Percepts and urges often enter consciousness involuntarily. The Reflexive Imagery Task (RIT) reveals how high-level cognitions, too, can enter consciousness involuntarily. In the task, the eliciting stimuli are visual (e.g., picture of a cat), and the involuntary imagery is verbal (e.g., the subvocalization "cat"). The generalizability of the RIT effect has been questioned because verbal imagery is an easily elicited form of imagery. Do such effects arise for other kinds of imagery? It is known that imagery is more elicitable in some senses (e...
April 27, 2018: Consciousness and Cognition
Michael J Spivey, Brandon J Batzloff
A few decades ago, cognitive psychologists generally took for granted that the reason we perceive our visual environment as one contiguous stable whole (i.e., space constancy) is because we have an internal mental representation of the visual environment as one contiguous stable whole. They supposed that the non-contiguous visual images that are gathered during the brief fixations that intervene between pairs of saccadic eye movements (a few times every second) are somehow stitched together to construct this contiguous internal mental representation...
April 27, 2018: Consciousness and Cognition
Carla Tinti, Silvia Chiesa, Roberta Cavaglià, Serena Dalmasso, Lorenzo Pia, Susanna Schmidt
Spatial perspective taking is a human ability that permits to assume another person's spatial viewpoint.
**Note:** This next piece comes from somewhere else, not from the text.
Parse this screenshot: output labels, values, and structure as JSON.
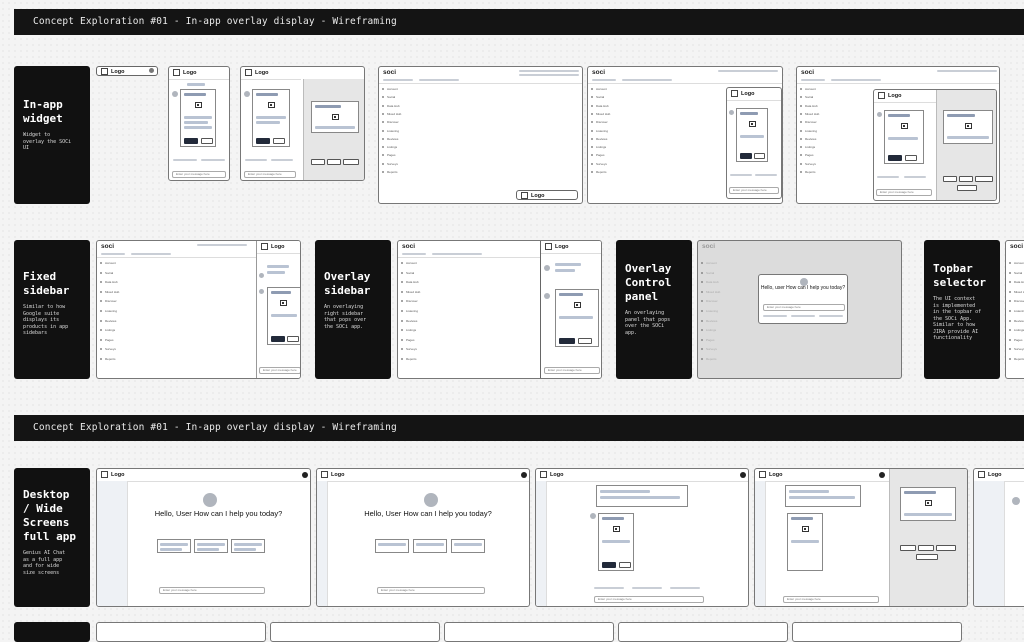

Data show that spatial perspective taking might arise even spontaneously by the mere presence of another person in the environment. We investigated whether this phenomenon is observable also in blind people. Blind and blindfolded sighted participants explored a tridimensional tactile map and memorized the localization of different landmarks. Then, after the presentation of sounds coming from three landmarks-positioned on the right, on the left, and in front-participants had to indicate the reciprocal position of the two lateral landmarks...
April 21, 2018: Consciousness and Cognition
Fetch more papers »
Fetching more papers... Fetching...
Read by QxMD. Sign in or create an account to discover new knowledge that matter to you.
Remove bar
Read by QxMD icon Read

Search Tips

Use Boolean operators: AND/OR

diabetic AND foot
diabetes OR diabetic

Exclude a word using the 'minus' sign

Virchow -triad

Use Parentheses

water AND (cup OR glass)

Add an asterisk (*) at end of a word to include word stems

Neuro* will search for Neurology, Neuroscientist, Neurological, and so on

Use quotes to search for an exact phrase

"primary prevention of cancer"
(heart or cardiac or cardio*) AND arrest -"American Heart Association"